- The end of industrial-scale meat production, as most people become vegan and meat is cultured from biopsies taken from living, outdoor reared livestock.
The hypothetical prediction for 2050 from Dmitry Galov, security researcher at Kaspersky Lab is as follows: “By 2050, our knowledge of how the brain works, and our ability to enhance or repair it is so advanced that being able to remember everything and learn new things at an outrageous speed has become commonplace. Most kids are fitted with the latest memory boosting implants to support their learning and this makes education easier than it has ever been.
“Brain damage as a result of head injury is easily repaired; memory loss is no longer a medical condition, and people suffering from mental illnesses, such as depression, are quickly cured. The technologies that underpin this have existed in some form since the late 2010s. Memory implants are in fact a natural progression from the connected deep brain stimulation implants of 2018.
“But every technology has another side – a dark side. In 2050, the medical, social and economic impact of memory boosting implants are significant, but they are also vulnerable to exploitation and cyber-abuse. New threats that have appeared in the last decade include the mass manipulation of groups through implanted or erased memories of political events or conflicts, and even the creation of ‘human botnets’.
“These botnets connect people’s brains into a network of agents controlled and operated by cybercriminals, without the knowledge of the victims themselves. Repurposed cyberthreats from previous decades are targeting the memories of world leaders for cyber-espionage, as well as those of celebrities, ordinary people and businesses with the aim of memory theft, deletion of or ‘locking’ of memories (for example, in return for a ransom).
“This landscape is only possible because, in the late 2010s when the technologies began to evolve, the potential future security vulnerabilities were not considered a priority, and the various players: healthcare, security, policy makers and more, didn’t come together to understand and address future risks.”
For more information and the full suite of inspirational and thought-provoking predictions, visit Earth 2050.
Pizoelectrics: Healthcare’s new gymnasts of gadgetry
Healthcare electronics is rapidly deploying for wellness, electroceuticals, and intrusive medical procedures, among other, powered by new technologies. Much of it is trending to diagnostics and treatment on the move, and removing the need for the patient to perform procedures on time.
Instruments become wearables, including electronic skin patches and implants. The IDTechEx Research report, “Piezoelectric Harvesting and Sensing for Healthcare 2019-2029”, notes that sensors should preferably be self-powered, non-poisonous even on disposal, and many need to be biocompatible and even biodegradable.
We need to detect biology, vibration, force, acceleration, stress and linear movement and do imaging. Devices must reject bacteria and be useful in wearables and Internet of Things nodes.
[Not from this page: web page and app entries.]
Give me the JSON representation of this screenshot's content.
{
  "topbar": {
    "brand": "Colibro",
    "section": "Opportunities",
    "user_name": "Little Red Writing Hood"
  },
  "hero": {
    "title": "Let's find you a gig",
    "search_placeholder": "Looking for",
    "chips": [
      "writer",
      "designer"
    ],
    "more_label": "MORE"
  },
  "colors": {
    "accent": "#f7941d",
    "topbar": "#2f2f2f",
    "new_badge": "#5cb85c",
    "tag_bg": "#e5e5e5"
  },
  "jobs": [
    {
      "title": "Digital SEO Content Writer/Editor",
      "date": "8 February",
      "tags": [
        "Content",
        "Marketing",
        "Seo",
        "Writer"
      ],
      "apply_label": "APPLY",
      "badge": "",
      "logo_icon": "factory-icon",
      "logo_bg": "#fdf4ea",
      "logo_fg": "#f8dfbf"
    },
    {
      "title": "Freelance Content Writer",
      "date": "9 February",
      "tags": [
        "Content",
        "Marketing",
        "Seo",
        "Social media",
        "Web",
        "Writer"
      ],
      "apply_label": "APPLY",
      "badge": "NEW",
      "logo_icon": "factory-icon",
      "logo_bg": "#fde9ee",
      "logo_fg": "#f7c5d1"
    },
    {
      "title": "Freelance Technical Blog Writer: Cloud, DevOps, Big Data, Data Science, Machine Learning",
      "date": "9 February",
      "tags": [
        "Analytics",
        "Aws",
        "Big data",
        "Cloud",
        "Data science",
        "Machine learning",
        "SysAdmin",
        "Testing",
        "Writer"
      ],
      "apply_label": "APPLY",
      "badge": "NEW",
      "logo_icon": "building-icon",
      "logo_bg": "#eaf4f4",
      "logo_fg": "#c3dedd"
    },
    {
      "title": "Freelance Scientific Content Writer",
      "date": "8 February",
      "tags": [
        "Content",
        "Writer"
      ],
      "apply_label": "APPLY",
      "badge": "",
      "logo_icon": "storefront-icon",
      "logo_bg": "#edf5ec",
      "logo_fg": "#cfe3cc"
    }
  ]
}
Preferably we must move to one device performing multiple tasks.
So is there a gymnast material category that has that awesome versatility?
Piezoelectrics has a good claim. It measures all those parameters. That even includes biosensors where the piezo senses the swelling of a biomolecule recognizing a target analyte. The most important form of self-powered (one material, two functions) piezo sensing is ultrasound imaging, a market growing at 5.1% yearly.
The IDTechEx Research report looks at what comes next, based on global travel and interviewing by its PhD level analysts in 2018 with continuous updates.
Click here to read how Piezo has been reinvented.